Road To Perdition
I live in a village called Bridge of Allan, and if you like renting movies and watching them, let me tell you: don't live in Bridge of Allan. The only place to rent is at the local convenience store, which stocks a meagre selection of the most godawful current releases you can imagine. Anyway, somehow I found Road to Perdition amongst the mix and scooped it up.
Road to Perdition stars Tom Hanks as a hitman for the Irish mafia in Depression-era America. He and his son undergo a tragedy which transforms them both. The movie is mostly about the relationship between fathers and sons, but there are many other issues bubbling underneath, like the theme of work.
Jude Law plays another hitman, who asks questions like "you ever seen a dead body? Terrible thing. But it sure makes you feel alive, don't it?" and "to be paid to do what you love--isn't that the dream?" Neither of these questions is earth-shattering, but for some reason they stood out for me as I watched the film.
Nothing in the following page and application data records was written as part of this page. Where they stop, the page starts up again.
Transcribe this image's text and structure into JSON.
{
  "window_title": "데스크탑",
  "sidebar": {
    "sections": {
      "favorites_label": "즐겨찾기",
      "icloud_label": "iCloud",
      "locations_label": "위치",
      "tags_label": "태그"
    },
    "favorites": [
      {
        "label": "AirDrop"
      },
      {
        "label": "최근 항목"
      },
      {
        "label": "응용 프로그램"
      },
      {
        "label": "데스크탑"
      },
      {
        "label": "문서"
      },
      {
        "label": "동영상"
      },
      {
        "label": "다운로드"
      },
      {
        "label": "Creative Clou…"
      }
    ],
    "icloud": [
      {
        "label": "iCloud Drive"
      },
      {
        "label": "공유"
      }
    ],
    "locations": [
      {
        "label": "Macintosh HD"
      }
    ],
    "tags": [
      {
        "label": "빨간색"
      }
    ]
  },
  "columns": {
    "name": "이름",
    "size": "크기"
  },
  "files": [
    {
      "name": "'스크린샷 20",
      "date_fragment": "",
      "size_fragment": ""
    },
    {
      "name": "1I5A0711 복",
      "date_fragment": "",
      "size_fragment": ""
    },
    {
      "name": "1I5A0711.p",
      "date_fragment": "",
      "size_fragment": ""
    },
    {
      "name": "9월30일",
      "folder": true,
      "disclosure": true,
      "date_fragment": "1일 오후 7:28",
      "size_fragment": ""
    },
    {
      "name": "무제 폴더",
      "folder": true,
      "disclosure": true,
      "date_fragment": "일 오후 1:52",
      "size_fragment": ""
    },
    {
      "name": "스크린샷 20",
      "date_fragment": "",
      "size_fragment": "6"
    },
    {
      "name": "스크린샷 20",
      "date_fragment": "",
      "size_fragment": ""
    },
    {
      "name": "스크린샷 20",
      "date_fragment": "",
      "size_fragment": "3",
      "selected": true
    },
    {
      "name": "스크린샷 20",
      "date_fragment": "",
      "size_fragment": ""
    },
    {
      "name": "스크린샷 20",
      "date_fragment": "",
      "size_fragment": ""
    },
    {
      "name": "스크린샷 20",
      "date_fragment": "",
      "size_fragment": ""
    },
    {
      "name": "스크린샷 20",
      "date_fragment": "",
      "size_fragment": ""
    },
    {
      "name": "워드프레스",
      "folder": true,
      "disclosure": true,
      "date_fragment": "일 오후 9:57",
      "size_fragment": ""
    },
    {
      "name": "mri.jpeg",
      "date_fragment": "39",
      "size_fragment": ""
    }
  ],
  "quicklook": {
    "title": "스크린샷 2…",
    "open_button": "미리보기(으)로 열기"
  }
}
Nowadays most of us don't have to confront death very often; but if we did, we might try harder to make the most of life while we're alive.
Which leads us to the second question: shouldn't we try, as much as we can, to live working at something we love? Sure, I suppose, but the trouble is, how do we know what we love? It's the minority who can confidently say they were put on earth to do (insert singular life passion here). For everyone else, it can be a very frustrating search. Back in the Depression era, this wasn't as much of an issue, because you would probably be thankful for finding any kind of work. But for an affluent generation like mine, where you've been afforded every opportunity to choose a career that you find personally fulfilling, the pressure is on to eschew mediocrity and discover your niche.
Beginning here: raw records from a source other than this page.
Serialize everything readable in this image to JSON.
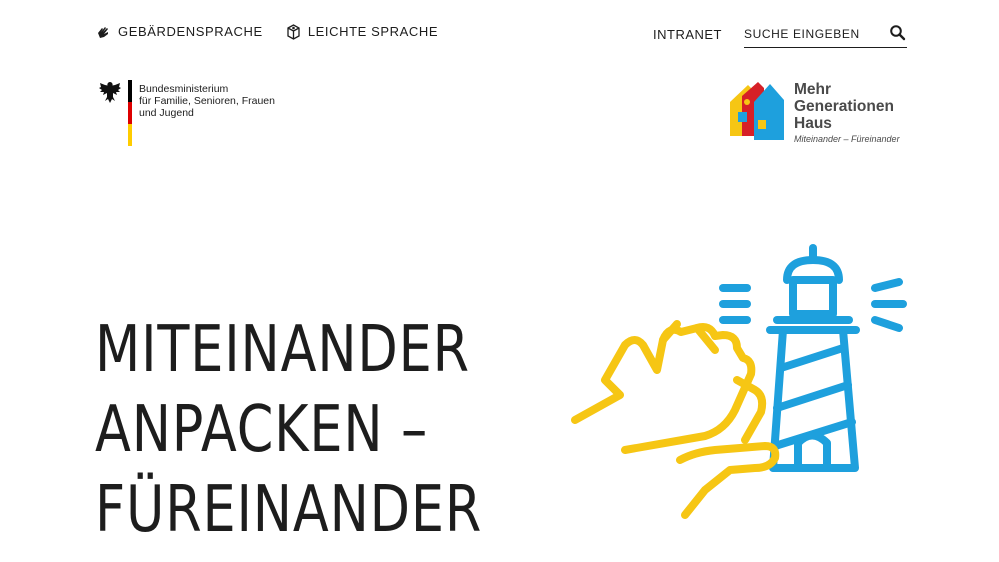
{
  "topnav": {
    "sign_language": "GEBÄRDENSPRACHE",
    "easy_language": "LEICHTE SPRACHE",
    "intranet": "INTRANET",
    "search_placeholder": "SUCHE EINGEBEN"
  },
  "ministry": {
    "lines": [
      "Bundesministerium",
      "für Familie, Senioren, Frauen",
      "und Jugend"
    ]
  },
  "mgh_logo": {
    "line1": "Mehr",
    "line2": "Generationen",
    "line3": "Haus",
    "tagline": "Miteinander – Füreinander"
  },
  "hero": {
    "lines": [
      "MITEINANDER",
      "ANPACKEN –",
      "FÜREINANDER"
    ]
  },
  "colors": {
    "yellow": "#f6c614",
    "blue": "#1ea0dd",
    "red": "#d62027",
    "flag_black": "#000000",
    "flag_red": "#dd0000",
    "flag_gold": "#ffcc00"
  },
  "icons": [
    "sign-language-icon",
    "easy-language-icon",
    "search-icon",
    "federal-eagle-icon",
    "mgh-house-icon",
    "hands-lighthouse-illustration"
  ]
}
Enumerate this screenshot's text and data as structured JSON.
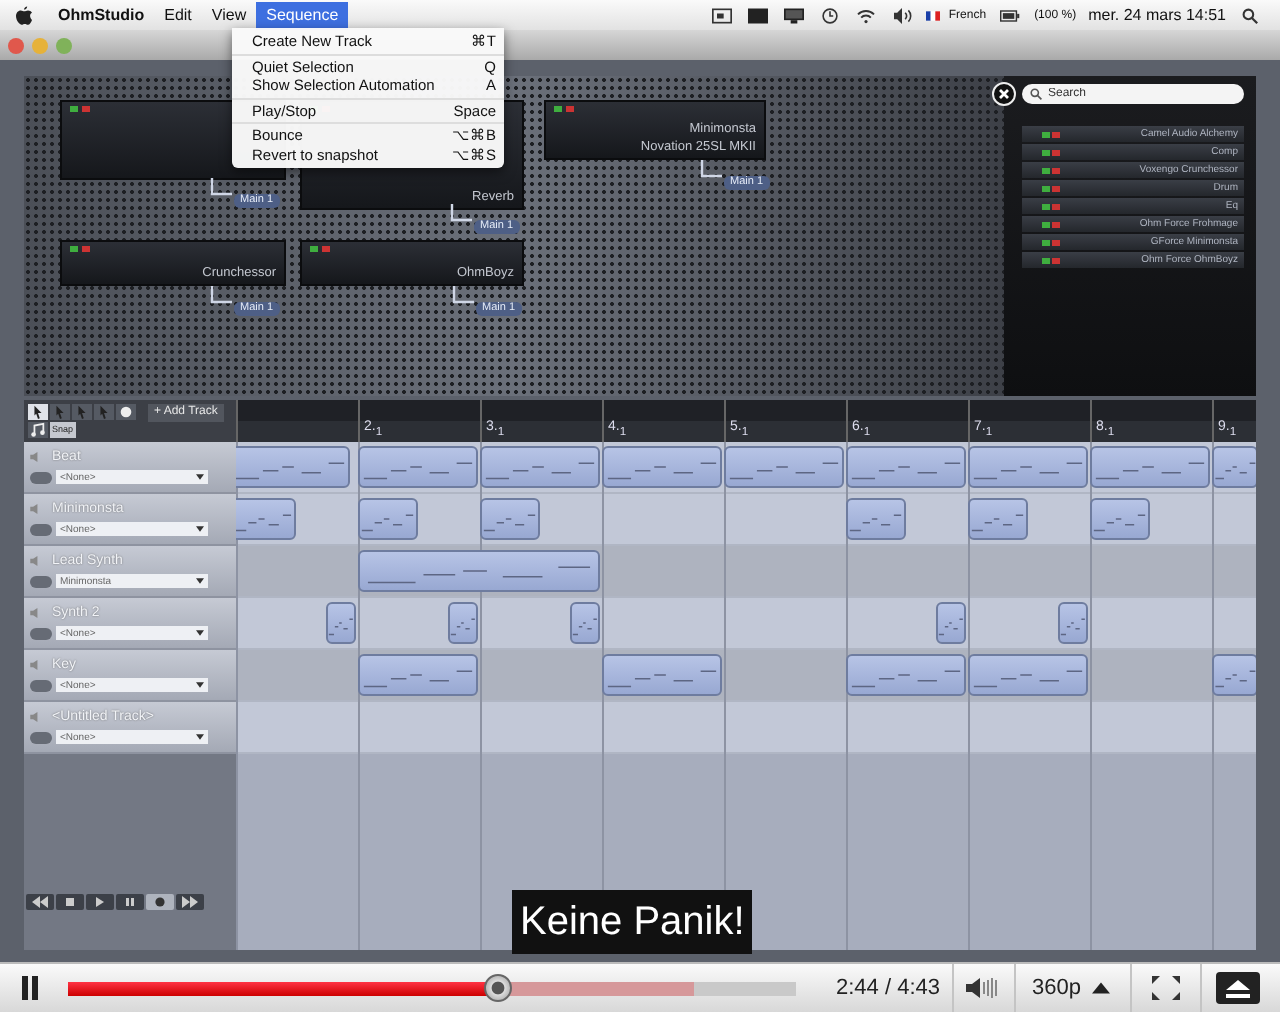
{
  "menubar": {
    "menus": [
      {
        "label": "OhmStudio",
        "selected": false
      },
      {
        "label": "Edit",
        "selected": false
      },
      {
        "label": "View",
        "selected": false
      },
      {
        "label": "Sequence",
        "selected": true
      }
    ],
    "status": {
      "language": "French",
      "battery": "(100 %)",
      "clock": "mer. 24 mars  14:51"
    }
  },
  "sequence_menu": {
    "groups": [
      {
        "items": [
          {
            "label": "Create New Track",
            "shortcut": "⌘T"
          }
        ]
      },
      {
        "items": [
          {
            "label": "Quiet Selection",
            "shortcut": "Q"
          },
          {
            "label": "Show Selection Automation",
            "shortcut": "A"
          }
        ]
      },
      {
        "items": [
          {
            "label": "Play/Stop",
            "shortcut": "Space"
          }
        ]
      },
      {
        "items": [
          {
            "label": "Bounce",
            "shortcut": "⌥⌘B"
          },
          {
            "label": "Revert to snapshot",
            "shortcut": "⌥⌘S"
          }
        ]
      }
    ]
  },
  "rack": {
    "nodes": [
      {
        "output": "Main 1"
      },
      {
        "lines": [
          "Reverb"
        ],
        "output": "Main 1"
      },
      {
        "lines": [
          "Minimonsta",
          "Novation 25SL MKII"
        ],
        "output": "Main 1"
      },
      {
        "lines": [
          "Crunchessor"
        ],
        "output": "Main 1"
      },
      {
        "lines": [
          "OhmBoyz"
        ],
        "output": "Main 1"
      }
    ]
  },
  "plugin_browser": {
    "search": {
      "placeholder": "Search"
    },
    "plugins": [
      "Camel Audio Alchemy",
      "Comp",
      "Voxengo Crunchessor",
      "Drum",
      "Eq",
      "Ohm Force Frohmage",
      "GForce Minimonsta",
      "Ohm Force OhmBoyz"
    ]
  },
  "sequencer": {
    "add_track": "+ Add Track",
    "snap": "Snap",
    "ruler": [
      "2.$_{1}$",
      "3.$_{1}$",
      "4.$_{1}$",
      "5.$_{1}$",
      "6.$_{1}$",
      "7.$_{1}$",
      "8.$_{1}$",
      "9.$_{1}$"
    ],
    "tracks": [
      {
        "name": "Beat",
        "instrument": "<None>"
      },
      {
        "name": "Minimonsta",
        "instrument": "<None>"
      },
      {
        "name": "Lead Synth",
        "instrument": "Minimonsta"
      },
      {
        "name": "Synth 2",
        "instrument": "<None>"
      },
      {
        "name": "Key",
        "instrument": "<None>"
      },
      {
        "name": "<Untitled Track>",
        "instrument": "<None>"
      }
    ]
  },
  "subtitle": "Keine Panik!",
  "player": {
    "playing": true,
    "progress": {
      "level": 0.59
    },
    "buffered": {
      "level": 0.86
    },
    "time": "2:44 / 4:43",
    "quality": "360p"
  }
}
All of this begs the question of whether or not it is, in fact, "the dream" to get paid doing what you love. In fact, if taken to its logical extreme, this goal ends up reducing your life's worth to your career choice. Which is a bit silly, because you might be a much happier person working a low-stress 9-5 gig that allows you to lead a much happier existence; getting paid to do what you love could actually become harmful, as you increasingly guage the value of your life based on how many hours you put into your "dream job," whether that be an assassin-for-hire or, dare I say it, a music scholar. Is this a healthy way to live?
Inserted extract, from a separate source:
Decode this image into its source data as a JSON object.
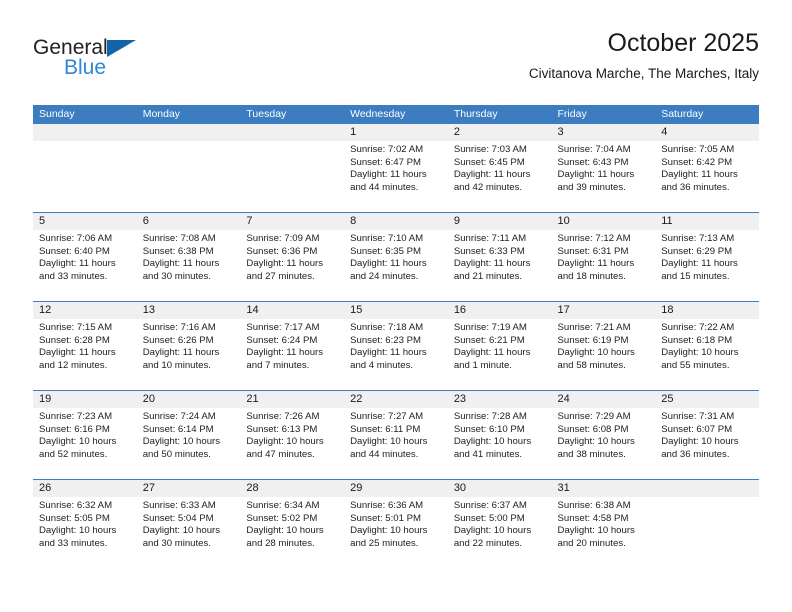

Anyway, Road to Perdition is about lots of other things besides work, but these days I've got work on the brain. Speaking of which, I'd better get back to it.
Posted by matt at March 28, 2005 02:20 PM